If you took a moment to jot down a quick list titled “The Last Things I Need,” there’s a better-than-even chance that “another social network” would be hovering somewhere in the top five.
With all the time spent on Facebook, Twitter, Foursquare, or any of the others, it’s hard to imagine there is any spare time or brainpower left to devote elsewhere. But this excess may be the very thing that makes a new application, called Stamped (http://stamped.com/), so compelling.
As a starting point, you should know that Stamped is primarily an application running on your iPhone or iPod Touch (apps for other platforms are in development). It works by allowing you to “stamp” the things you love. Since this is the main point of differentiation, I’ll say it another way: When you stamp something, it’s the same thing as giving it a five-star, glowing, couldn’t-get-any-better review. It’s a digital barometer of your love, the social network equivalent of standing alongside a busy street dressed head-to-toe in gold polyester with a neon sign that has a big heart on it and an arrow pointed toward you and another pointed toward the object of your affection. We’re talking LOVE.
So what should you stamp?
Pretty much anything. By tying into OpenTable, Fandango, Amazon and the iTunes Store, the app is designed to make it easy to stamp restaurants, books, movies, music, etc. But you can stamp anything you think is great, with your stamps showing up for your friends in both list and map views. The map view is particularly handy if you’re trying to find something nearby to do or see or eat. You can also share your stamps on Twitter and Facebook if you like (but this seems to be beyond what the developers intended in creating a closed loop of friendly recommendations).

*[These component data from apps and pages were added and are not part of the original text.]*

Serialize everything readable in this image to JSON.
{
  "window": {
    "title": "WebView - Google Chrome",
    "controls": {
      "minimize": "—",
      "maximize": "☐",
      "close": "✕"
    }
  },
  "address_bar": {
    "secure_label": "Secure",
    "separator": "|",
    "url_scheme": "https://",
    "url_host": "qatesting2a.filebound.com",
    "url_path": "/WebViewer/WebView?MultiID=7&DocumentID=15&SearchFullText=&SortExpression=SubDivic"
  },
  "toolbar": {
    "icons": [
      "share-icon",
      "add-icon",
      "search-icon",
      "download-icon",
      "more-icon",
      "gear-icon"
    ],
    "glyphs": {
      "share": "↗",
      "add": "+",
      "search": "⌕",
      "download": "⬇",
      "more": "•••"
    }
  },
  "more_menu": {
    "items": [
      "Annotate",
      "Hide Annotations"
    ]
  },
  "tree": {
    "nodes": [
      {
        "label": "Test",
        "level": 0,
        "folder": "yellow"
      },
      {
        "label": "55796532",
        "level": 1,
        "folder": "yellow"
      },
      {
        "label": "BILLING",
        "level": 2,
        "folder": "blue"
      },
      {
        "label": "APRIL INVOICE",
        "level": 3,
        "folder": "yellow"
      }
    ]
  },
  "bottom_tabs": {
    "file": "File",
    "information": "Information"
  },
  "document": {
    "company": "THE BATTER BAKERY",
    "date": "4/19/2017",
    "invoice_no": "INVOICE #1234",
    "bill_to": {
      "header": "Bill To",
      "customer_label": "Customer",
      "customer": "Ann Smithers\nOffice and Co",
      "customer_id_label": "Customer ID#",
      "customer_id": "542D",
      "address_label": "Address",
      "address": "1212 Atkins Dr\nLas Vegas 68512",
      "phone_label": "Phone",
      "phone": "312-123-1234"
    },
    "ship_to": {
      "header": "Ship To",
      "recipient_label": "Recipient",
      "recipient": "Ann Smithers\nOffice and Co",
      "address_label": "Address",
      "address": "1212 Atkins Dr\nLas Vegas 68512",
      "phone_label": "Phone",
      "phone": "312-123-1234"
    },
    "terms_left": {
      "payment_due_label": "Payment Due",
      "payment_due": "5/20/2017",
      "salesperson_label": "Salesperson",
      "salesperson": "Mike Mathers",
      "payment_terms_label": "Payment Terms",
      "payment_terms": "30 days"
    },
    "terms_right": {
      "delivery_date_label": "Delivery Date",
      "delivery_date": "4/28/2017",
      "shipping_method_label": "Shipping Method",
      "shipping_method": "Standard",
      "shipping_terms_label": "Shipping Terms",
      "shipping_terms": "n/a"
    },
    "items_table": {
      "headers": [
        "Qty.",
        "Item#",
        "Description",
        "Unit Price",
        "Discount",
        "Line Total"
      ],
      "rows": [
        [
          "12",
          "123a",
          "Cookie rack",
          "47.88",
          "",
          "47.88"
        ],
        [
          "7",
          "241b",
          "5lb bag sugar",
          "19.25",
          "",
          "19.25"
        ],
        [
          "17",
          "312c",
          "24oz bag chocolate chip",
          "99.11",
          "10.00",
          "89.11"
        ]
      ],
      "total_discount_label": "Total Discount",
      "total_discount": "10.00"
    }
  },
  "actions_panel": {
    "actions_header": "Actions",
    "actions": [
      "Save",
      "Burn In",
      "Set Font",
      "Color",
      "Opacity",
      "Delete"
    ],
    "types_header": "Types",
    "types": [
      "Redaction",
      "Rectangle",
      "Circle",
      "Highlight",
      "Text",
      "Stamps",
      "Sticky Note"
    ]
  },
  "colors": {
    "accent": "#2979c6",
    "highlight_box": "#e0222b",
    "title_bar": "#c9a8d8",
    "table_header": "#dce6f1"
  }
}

The other important concept is that the number of stamps you have available is limited. Though you can earn more, you start with just 100, so you’ll find you won’t be stamping things willy-nilly. And, the creators hope, other people will be a little stingy with theirs, as well, which will serve to improve the experience for everyone. Earning additional stamps sounds a little easier than it is. You can get more if three people ‘like’ what you’ve stamped or if people ‘credit’ you after trying something you suggested. Otherwise, if you run out, you’ll have to delete one of your previous stamps to free it up.
Stamped is quite a bit different from other similar tools. Most people are familiar with ratings and reviews. Yelp, for instance, is designed to crowd-source opinions to provide an average rating from the most possible people. Stamped, on the other hand, is trying to do very nearly the opposite: They want to provide only the best things, and from only people you know and trust.
You might be thinking that stamping something is a bit like using the Facebook “like” button. The creators would argue this point. They contend that “Facebook ‘likes’ are designed for quick feedback around Web content, while a stamp is designed for a meaningful recommendation of a real-world experience.” And with the initial limitation of 100 stamps, they point out that Stamped is more about quality than quantity, a point supported by the equality of a stamp to a five-star recommendation.
Stamped works best when your friends are using it as well, and the application will help you find your friends from your address book, Twitter followers, or Facebook friends. In a perfect world, all the people you trust would be sharing their best bets for products, places, books, music. But until they climb aboard, there are several experts you can follow if you’re interested in specific topics. Stamped has recommended users like Rolling Stone film critic Peter Travers, New York Magazine, and designer Michael Kors. Stamped is available as a free download in the iTunes Store (http://tinyurl.com/7osh6xu).•
Cota is creative director of Rare Bird Inc., a full-service advertising agency specializing in the use of new technologies. His column appears monthly. He can be reached at firstname.lastname@example.org.